Copy each line of the listing below where the word "data" turns up.
..............................
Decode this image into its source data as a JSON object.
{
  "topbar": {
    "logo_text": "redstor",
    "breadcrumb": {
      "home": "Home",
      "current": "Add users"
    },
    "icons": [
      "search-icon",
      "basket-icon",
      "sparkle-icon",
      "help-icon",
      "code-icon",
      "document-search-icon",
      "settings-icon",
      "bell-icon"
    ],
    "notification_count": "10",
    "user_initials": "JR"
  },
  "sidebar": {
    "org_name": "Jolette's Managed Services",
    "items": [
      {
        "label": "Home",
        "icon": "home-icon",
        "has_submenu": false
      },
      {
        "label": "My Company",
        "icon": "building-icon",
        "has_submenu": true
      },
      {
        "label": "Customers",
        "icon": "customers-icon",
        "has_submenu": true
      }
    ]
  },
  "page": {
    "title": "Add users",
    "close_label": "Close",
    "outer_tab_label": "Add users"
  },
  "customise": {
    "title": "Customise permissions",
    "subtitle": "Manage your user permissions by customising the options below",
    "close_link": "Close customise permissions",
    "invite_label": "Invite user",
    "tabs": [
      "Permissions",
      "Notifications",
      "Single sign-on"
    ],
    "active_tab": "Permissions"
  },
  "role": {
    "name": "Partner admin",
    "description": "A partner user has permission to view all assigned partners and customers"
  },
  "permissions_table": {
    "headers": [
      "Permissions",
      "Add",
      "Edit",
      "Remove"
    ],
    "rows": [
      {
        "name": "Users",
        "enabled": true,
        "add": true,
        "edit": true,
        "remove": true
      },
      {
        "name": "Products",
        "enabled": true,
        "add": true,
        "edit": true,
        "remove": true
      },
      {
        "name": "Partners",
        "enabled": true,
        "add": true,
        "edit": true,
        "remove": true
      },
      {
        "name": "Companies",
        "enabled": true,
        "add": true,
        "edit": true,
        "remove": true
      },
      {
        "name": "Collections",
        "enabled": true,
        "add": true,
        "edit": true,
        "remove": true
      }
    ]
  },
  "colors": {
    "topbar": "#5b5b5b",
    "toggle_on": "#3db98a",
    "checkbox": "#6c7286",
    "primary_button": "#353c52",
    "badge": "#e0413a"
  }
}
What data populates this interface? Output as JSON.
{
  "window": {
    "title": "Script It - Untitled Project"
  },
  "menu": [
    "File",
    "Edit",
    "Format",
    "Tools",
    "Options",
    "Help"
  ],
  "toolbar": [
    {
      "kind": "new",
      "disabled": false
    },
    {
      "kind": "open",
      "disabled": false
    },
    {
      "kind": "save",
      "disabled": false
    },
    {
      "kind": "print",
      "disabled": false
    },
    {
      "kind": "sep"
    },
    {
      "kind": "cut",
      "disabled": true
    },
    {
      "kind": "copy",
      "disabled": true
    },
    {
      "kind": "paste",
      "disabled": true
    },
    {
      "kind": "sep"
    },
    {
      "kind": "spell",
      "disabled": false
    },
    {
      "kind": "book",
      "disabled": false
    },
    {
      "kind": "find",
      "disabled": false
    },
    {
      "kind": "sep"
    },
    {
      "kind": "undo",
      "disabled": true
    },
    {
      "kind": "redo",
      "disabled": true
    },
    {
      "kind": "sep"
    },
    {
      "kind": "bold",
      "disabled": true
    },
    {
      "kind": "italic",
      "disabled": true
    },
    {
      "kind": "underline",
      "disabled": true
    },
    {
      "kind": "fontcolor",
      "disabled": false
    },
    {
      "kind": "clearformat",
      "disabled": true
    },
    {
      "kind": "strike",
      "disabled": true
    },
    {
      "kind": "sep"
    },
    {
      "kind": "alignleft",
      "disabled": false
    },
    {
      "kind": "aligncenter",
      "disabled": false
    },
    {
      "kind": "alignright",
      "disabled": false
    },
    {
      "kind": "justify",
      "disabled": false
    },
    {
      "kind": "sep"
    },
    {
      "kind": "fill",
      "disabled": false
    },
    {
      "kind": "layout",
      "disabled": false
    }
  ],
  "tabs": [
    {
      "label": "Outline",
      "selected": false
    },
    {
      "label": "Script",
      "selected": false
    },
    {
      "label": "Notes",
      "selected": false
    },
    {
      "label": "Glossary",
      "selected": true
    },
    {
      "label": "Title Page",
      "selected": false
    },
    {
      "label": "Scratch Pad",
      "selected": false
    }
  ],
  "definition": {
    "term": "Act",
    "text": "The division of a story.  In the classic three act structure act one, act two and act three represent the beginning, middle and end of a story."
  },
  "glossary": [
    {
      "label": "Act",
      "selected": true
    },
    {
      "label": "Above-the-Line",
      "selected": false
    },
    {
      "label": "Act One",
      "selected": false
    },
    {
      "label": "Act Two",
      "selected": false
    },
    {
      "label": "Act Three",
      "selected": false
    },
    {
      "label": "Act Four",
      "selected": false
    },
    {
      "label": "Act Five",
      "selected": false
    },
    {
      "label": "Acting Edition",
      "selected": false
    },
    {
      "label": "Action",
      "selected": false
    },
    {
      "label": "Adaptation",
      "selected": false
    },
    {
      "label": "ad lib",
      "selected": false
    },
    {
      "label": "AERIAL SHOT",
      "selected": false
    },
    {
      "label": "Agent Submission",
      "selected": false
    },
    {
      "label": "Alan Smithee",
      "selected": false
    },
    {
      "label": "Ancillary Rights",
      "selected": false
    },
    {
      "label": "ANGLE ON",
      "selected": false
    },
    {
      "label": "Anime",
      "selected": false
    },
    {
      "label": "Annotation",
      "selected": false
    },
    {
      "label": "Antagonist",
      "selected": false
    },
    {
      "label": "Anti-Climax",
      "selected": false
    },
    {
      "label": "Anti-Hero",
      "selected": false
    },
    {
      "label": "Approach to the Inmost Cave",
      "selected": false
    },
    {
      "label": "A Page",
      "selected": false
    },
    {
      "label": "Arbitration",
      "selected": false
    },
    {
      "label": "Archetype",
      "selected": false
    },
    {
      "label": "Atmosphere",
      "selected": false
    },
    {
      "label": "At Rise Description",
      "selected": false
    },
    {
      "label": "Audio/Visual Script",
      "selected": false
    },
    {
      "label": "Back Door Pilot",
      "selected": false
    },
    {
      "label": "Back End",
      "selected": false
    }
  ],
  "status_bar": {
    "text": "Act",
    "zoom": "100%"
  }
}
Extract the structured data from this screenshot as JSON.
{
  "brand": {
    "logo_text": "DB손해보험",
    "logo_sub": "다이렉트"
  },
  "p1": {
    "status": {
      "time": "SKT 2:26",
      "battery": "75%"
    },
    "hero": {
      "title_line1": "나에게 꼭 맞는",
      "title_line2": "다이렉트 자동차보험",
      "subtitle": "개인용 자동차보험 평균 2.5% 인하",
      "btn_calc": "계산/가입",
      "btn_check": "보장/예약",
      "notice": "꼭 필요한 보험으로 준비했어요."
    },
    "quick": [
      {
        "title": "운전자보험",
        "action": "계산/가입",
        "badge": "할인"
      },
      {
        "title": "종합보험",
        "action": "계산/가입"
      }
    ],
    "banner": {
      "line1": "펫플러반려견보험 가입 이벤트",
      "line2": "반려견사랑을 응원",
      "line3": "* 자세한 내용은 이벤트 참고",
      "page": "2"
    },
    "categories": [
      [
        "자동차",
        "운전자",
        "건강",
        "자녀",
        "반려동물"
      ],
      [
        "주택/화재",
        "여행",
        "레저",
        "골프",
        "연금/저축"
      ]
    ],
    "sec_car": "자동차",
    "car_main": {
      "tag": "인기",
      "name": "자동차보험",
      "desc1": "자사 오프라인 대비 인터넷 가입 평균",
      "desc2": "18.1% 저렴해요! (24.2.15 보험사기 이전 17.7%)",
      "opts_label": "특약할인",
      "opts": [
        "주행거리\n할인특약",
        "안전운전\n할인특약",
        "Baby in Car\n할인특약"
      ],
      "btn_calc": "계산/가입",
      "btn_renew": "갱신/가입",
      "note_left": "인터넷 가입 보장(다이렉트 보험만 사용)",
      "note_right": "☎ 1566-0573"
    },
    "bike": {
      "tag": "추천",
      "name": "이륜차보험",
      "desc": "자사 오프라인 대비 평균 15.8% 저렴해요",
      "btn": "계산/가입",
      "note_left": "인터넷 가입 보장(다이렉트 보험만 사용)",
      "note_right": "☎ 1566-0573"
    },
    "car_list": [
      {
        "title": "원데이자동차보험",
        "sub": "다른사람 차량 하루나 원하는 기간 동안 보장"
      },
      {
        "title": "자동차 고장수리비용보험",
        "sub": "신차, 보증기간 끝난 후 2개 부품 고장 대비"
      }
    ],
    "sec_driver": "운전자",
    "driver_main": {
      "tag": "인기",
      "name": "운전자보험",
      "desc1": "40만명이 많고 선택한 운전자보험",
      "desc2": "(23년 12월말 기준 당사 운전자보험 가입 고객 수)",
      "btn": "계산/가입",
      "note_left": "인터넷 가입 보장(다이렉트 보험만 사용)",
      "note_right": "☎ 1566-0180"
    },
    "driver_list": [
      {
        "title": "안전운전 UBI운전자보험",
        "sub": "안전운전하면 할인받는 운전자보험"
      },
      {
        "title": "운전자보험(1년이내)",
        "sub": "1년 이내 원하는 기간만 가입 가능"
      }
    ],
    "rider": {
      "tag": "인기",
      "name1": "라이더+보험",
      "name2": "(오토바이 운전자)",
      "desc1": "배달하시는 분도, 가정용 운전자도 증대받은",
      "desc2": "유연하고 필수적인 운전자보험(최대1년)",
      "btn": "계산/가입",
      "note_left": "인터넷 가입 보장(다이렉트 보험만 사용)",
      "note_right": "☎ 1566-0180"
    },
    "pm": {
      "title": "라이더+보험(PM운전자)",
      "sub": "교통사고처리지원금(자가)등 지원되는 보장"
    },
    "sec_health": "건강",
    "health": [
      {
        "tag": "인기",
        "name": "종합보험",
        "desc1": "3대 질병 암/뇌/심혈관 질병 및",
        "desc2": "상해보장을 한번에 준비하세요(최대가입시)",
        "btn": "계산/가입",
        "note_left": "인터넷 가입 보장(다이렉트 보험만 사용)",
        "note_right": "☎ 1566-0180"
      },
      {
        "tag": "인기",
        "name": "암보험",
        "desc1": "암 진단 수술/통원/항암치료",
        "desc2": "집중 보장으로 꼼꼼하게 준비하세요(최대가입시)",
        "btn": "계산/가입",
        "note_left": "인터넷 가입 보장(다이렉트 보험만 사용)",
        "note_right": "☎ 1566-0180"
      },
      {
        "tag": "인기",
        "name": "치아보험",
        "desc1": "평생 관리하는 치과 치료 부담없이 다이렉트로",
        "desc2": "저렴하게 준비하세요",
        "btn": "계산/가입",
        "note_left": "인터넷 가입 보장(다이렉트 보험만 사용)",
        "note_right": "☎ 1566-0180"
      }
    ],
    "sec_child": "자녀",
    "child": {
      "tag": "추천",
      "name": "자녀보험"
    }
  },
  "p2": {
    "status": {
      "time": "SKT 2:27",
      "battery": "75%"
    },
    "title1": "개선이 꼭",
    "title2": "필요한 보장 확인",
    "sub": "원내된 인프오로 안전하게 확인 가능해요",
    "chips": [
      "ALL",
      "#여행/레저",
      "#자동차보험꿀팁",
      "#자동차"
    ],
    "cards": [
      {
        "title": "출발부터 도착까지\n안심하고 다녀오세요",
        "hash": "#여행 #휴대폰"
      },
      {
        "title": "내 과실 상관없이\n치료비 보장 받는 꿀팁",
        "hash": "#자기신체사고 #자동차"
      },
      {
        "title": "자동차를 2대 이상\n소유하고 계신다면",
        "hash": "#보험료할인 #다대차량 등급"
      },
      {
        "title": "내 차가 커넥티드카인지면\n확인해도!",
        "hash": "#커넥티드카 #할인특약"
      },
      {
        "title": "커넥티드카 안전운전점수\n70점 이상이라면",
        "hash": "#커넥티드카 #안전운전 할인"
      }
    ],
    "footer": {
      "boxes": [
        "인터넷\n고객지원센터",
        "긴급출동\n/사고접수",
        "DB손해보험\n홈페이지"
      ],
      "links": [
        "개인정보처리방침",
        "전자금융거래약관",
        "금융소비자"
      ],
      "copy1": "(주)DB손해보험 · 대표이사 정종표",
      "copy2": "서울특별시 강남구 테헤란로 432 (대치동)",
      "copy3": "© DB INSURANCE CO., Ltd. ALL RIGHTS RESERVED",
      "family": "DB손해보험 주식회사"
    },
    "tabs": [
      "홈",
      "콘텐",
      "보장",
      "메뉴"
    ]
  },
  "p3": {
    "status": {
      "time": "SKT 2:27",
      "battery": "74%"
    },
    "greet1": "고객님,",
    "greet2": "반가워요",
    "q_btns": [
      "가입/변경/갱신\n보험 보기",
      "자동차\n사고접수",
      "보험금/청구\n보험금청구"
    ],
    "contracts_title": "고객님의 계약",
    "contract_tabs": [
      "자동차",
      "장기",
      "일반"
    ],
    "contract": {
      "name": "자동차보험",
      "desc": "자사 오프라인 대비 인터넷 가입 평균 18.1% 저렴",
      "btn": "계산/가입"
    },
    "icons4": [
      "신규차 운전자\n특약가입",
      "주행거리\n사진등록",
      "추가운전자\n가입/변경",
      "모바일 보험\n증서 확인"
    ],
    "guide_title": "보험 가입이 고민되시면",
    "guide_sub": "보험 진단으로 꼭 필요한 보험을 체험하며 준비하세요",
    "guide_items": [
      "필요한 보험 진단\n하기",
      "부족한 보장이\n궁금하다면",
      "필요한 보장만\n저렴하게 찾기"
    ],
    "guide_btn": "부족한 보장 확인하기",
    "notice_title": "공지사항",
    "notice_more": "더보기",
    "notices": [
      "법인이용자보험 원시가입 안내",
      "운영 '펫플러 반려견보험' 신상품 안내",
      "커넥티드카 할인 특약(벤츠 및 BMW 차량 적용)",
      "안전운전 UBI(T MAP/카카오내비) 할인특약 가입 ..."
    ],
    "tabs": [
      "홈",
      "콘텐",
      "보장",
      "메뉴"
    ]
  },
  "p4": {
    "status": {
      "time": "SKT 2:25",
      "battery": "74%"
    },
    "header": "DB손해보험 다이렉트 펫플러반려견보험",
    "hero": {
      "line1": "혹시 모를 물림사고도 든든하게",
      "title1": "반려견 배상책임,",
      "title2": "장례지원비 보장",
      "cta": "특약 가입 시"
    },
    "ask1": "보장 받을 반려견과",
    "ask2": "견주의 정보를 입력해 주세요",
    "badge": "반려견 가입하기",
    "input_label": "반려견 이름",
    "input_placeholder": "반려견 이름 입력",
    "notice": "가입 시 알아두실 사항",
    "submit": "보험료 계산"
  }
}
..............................
Exercise solution:
Decode this image into its source data as a JSON object.
What data populates this interface? Output as JSON.
Extract the structured data from this screenshot as JSON.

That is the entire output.